- Florida Trail, Camel Lake to Savannah- 5.3 miles. Wet feet are expected on this traverse of the pine savannas along the edges of Johnson Juniper Swamp in the Apalachicola National Forest, where careful inspection along the Florida Trail yields a bounty of carnivorous plants.
- Florida Trail, Jewel to Vilas- 14.3 miles. Delving deep into the swampy heart of the Apalachicola National Forest, this section spans some of the gnarliest titi and gum swamps you'll see outside of Bradwell Bay.
- Florida Trail, Porter Lake to Jewel- 4.6 miles. A deep immersion in pine flatwoods and titi swamps awaits along this segment of the Florida Trail, which uses many old forest roads to cross tributaries draining into the Ochlockonee River.
- Florida Trail, Sopchoppy- 8.9 miles. Slipping through pine flatwoods and sandhills to the east of Sopchoppy, the Florida Trail plays tag with a network of forest roads that criss-crosses the southern portion of the Apalachicola National Forest.
- Florida Trail, Sopchoppy River- 4 miles. Following the gentle curves of the Sopchoppy River as it carves itself deeply into the bedrock of the Apalachicola National Forest, the Sopchoppy River section of the Florida Trail is one of the most scenic segments of the trail statewide.
- Florida Trail, Vilas to Camel Lake- 10.3 miles. Broadening your perspective on Florida's largest national forest, the Florida Trail east of Camel Lake offers an ever-shifting focus from macro to landscape, showcasing one of the most habitat-diverse parts of the Apalachicola National Forest.

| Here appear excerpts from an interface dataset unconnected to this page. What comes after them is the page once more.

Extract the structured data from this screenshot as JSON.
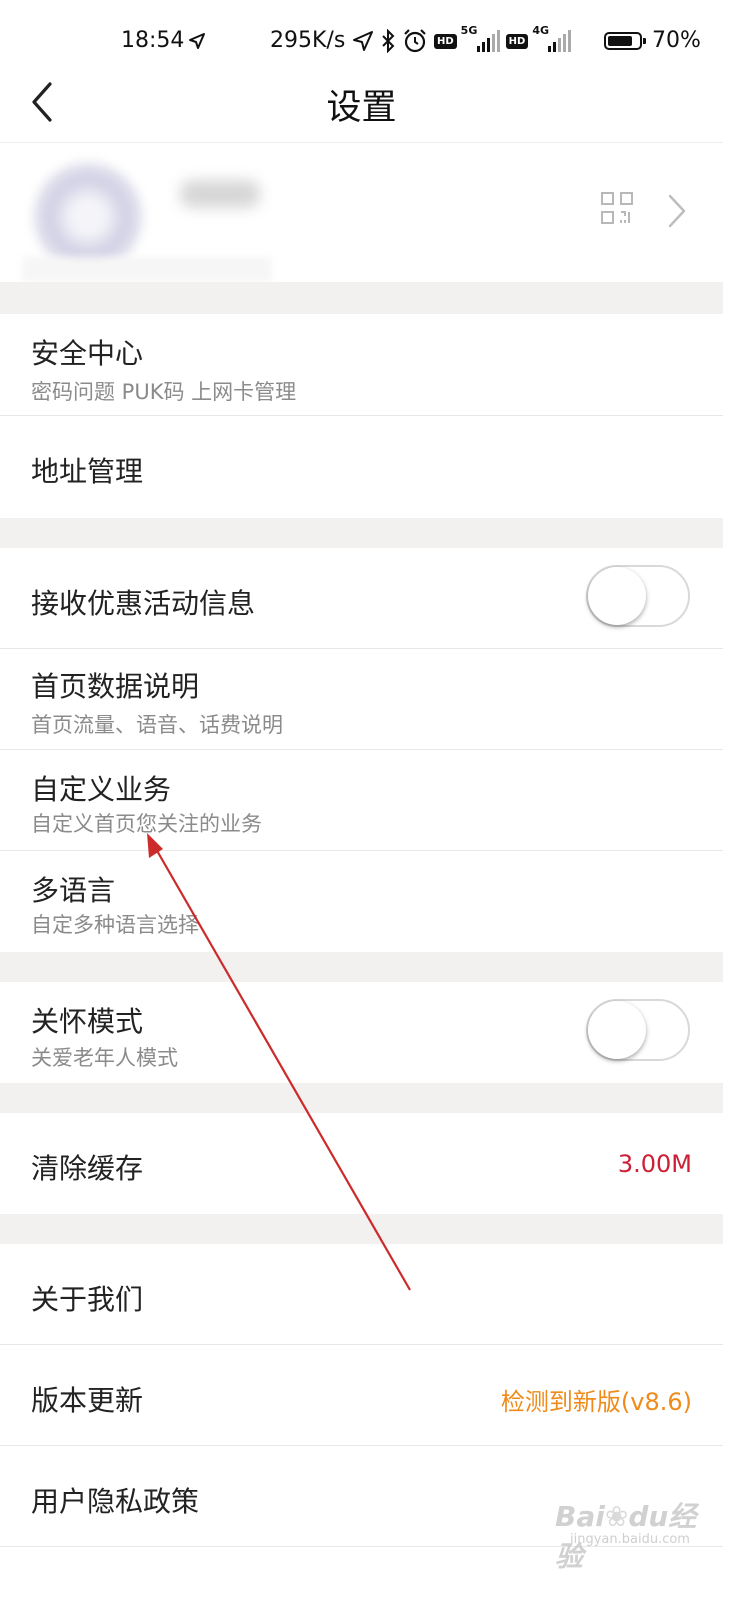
{
  "status_bar": {
    "time": "18:54",
    "speed": "295K/s",
    "net1": "5G",
    "net2": "4G",
    "hd": "HD",
    "battery": "70%"
  },
  "header": {
    "title": "设置",
    "icons": [
      "back-arrow-icon"
    ]
  },
  "profile": {
    "icons": [
      "qr-code-icon",
      "chevron-right-icon"
    ]
  },
  "groups": {
    "security": {
      "title": "安全中心",
      "subtitle": "密码问题 PUK码 上网卡管理"
    },
    "address": {
      "title": "地址管理"
    },
    "promo": {
      "title": "接收优惠活动信息",
      "toggle_on": false
    },
    "home_data": {
      "title": "首页数据说明",
      "subtitle": "首页流量、语音、话费说明"
    },
    "custom": {
      "title": "自定义业务",
      "subtitle": "自定义首页您关注的业务"
    },
    "language": {
      "title": "多语言",
      "subtitle": "自定多种语言选择"
    },
    "care": {
      "title": "关怀模式",
      "subtitle": "关爱老年人模式",
      "toggle_on": false
    },
    "cache": {
      "title": "清除缓存",
      "value": "3.00M"
    },
    "about": {
      "title": "关于我们"
    },
    "update": {
      "title": "版本更新",
      "value": "检测到新版(v8.6)"
    },
    "privacy": {
      "title": "用户隐私政策"
    }
  },
  "colors": {
    "accent_red": "#cc1f35",
    "accent_orange": "#ef8b1a",
    "gap": "#f2f1f0",
    "annotation_arrow": "#cc2b2b"
  },
  "watermark": {
    "brand": "Bai",
    "brand2": "du",
    "brand_cn": "经验",
    "sub": "jingyan.baidu.com"
  }
}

- Fort Gadsden- At Fort Gadsden, a gentle walk in the Apalachicola National Forest leads you through the well-interpreted historic site and a pine forest where wildflowers thrive.

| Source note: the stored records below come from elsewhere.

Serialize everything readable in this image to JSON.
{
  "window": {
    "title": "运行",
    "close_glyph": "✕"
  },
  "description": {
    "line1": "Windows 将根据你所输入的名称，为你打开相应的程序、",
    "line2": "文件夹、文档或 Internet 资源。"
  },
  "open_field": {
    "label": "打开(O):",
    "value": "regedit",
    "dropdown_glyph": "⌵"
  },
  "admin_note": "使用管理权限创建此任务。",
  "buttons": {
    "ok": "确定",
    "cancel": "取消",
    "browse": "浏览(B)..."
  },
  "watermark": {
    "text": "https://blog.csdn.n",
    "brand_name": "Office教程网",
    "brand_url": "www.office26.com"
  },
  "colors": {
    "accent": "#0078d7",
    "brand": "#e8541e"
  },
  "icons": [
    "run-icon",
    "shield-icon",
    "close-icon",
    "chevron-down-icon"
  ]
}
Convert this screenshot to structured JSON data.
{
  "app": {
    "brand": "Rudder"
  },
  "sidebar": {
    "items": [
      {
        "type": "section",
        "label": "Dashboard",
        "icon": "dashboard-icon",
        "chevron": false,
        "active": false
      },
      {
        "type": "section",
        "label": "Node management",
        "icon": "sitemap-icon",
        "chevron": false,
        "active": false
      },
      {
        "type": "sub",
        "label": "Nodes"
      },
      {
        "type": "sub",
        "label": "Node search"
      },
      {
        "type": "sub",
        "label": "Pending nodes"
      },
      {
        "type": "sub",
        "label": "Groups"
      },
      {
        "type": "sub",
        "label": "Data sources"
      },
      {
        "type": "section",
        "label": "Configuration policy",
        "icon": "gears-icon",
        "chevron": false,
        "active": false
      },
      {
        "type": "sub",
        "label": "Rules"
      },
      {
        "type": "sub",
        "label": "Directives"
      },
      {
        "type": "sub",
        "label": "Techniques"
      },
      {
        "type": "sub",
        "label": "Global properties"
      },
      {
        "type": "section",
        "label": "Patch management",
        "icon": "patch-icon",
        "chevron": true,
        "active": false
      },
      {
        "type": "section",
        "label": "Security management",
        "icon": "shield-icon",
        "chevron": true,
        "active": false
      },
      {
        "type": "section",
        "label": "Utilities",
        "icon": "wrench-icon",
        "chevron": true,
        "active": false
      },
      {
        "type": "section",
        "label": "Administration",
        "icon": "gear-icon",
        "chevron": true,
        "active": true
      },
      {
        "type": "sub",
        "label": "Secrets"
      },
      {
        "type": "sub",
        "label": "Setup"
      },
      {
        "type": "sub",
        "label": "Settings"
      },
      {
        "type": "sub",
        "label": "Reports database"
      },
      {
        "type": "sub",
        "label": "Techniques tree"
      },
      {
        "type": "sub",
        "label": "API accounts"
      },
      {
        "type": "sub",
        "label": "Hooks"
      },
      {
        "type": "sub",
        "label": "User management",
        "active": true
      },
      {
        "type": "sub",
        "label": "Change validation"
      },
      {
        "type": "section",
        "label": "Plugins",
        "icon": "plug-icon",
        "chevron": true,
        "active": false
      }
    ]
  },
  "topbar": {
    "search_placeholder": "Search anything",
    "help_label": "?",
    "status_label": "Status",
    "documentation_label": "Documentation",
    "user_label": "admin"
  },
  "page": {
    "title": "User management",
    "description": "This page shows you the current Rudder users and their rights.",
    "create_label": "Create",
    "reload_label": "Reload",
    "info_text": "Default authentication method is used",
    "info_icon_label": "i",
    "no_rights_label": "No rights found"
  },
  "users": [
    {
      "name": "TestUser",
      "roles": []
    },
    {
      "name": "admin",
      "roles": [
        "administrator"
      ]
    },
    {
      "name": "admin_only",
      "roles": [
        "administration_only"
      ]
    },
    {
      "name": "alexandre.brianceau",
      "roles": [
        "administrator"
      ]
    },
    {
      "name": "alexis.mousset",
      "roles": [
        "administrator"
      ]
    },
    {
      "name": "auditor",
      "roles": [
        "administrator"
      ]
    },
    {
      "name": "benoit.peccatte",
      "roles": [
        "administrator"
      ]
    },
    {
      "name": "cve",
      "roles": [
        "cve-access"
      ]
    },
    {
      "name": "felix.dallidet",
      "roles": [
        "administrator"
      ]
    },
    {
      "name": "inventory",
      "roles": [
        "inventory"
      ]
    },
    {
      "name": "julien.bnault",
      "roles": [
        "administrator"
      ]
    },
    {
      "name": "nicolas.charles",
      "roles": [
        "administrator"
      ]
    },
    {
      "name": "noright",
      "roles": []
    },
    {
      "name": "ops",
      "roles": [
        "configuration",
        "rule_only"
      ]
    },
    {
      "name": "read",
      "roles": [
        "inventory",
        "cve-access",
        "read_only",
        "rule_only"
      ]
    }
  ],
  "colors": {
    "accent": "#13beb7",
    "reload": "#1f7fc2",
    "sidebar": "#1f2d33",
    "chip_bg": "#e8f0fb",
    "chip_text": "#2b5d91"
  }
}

- Leon Sinks Geological Area- In the Apalachicola National Forest just south of Tallahassee, Leon Sinks Geological Area offers a delightful introduction to the wonders of karst topography on its trails
- Silver Lake Trail- A popular recreation area in the Apalachicola National Forest west of Tallahassee, Silver Lake is looped by a nature trail that provides scenic views of the lake

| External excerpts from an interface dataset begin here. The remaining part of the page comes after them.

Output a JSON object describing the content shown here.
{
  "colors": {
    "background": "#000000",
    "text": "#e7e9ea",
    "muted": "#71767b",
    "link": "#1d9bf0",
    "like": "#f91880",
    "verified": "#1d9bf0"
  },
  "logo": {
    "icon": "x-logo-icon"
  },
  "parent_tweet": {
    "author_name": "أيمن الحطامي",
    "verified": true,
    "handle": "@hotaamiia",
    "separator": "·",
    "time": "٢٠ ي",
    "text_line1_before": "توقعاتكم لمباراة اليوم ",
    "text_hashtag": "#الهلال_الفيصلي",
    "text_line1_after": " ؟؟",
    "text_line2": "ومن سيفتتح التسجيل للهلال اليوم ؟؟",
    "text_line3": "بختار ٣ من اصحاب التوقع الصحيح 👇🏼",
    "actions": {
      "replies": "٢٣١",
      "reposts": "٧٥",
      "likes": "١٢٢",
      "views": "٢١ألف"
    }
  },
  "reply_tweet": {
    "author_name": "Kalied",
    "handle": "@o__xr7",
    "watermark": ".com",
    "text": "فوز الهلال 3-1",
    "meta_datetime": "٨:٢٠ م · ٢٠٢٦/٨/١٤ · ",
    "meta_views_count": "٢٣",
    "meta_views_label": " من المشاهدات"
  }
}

- Trail of Lakes- By itself, the Trail of Lakes is a 3.9-mile blue blazed connector between two portions of the Florida Trail around Camel Lake, a soggy, boggy walk in the Apalachicola National Forest. You can use the Florida Trail to create this 9.5 mile loop
- Wright Lake Trail- At Wright Lake Recreation Area near Sumatra, a day hiking loop along the western edge of the Apalachicola National Forest features an unusual bridge and numerous pitcher plant bogs
- Do Not Feed the Bears (Feb 2018)- Bear bagging is the art of hanging your food properly out of reach of bears. If you're a Florida backpacker and haven't learned how, here's a short course. Securing your food from bears is required in the Ocala, Osceola, and Apalachicola National Forests.
- Summer in the Savannas (Jun 2014)- Summer is prime time for delicate orchids and carnivorous plants among the bogs of the Apalachicola National Forest, especially along the Apalachee Savannas Scenic Byway.
- The Weeks Act: a Century of Conservation (May 2011)- A follow-up to the conservation legacy of Teddy Roosevelt's administration, The Weeks Act was signed by William Howard Taft in March 1911. It authorized the Federal government - for the first time - to purchase private land to protect watersheds throughout the eastern United States.
- Forest Encyclopedia Network (Jan 2011)- The Forest Encyclopedia Network is a gateway to research papers explaining applied science on the Southern Appalachians and National Forests throughout our region.
- Walk in the woods at Leon Sinks (Feb 2010)- South of Tallahassee in the Apalachicola National Forest is one of Florida's most beautiful and intriguing trail systems showcasing the weird and wonderful world of karst topography
- Bear bagging a must in Florida’s National Forests (Dec 2009)- A federal order has been signed requiring the use of bear bags or bear canisters when backpacking the Florida Trail through the Ocala, Osceola, and Apalachicola National Forests.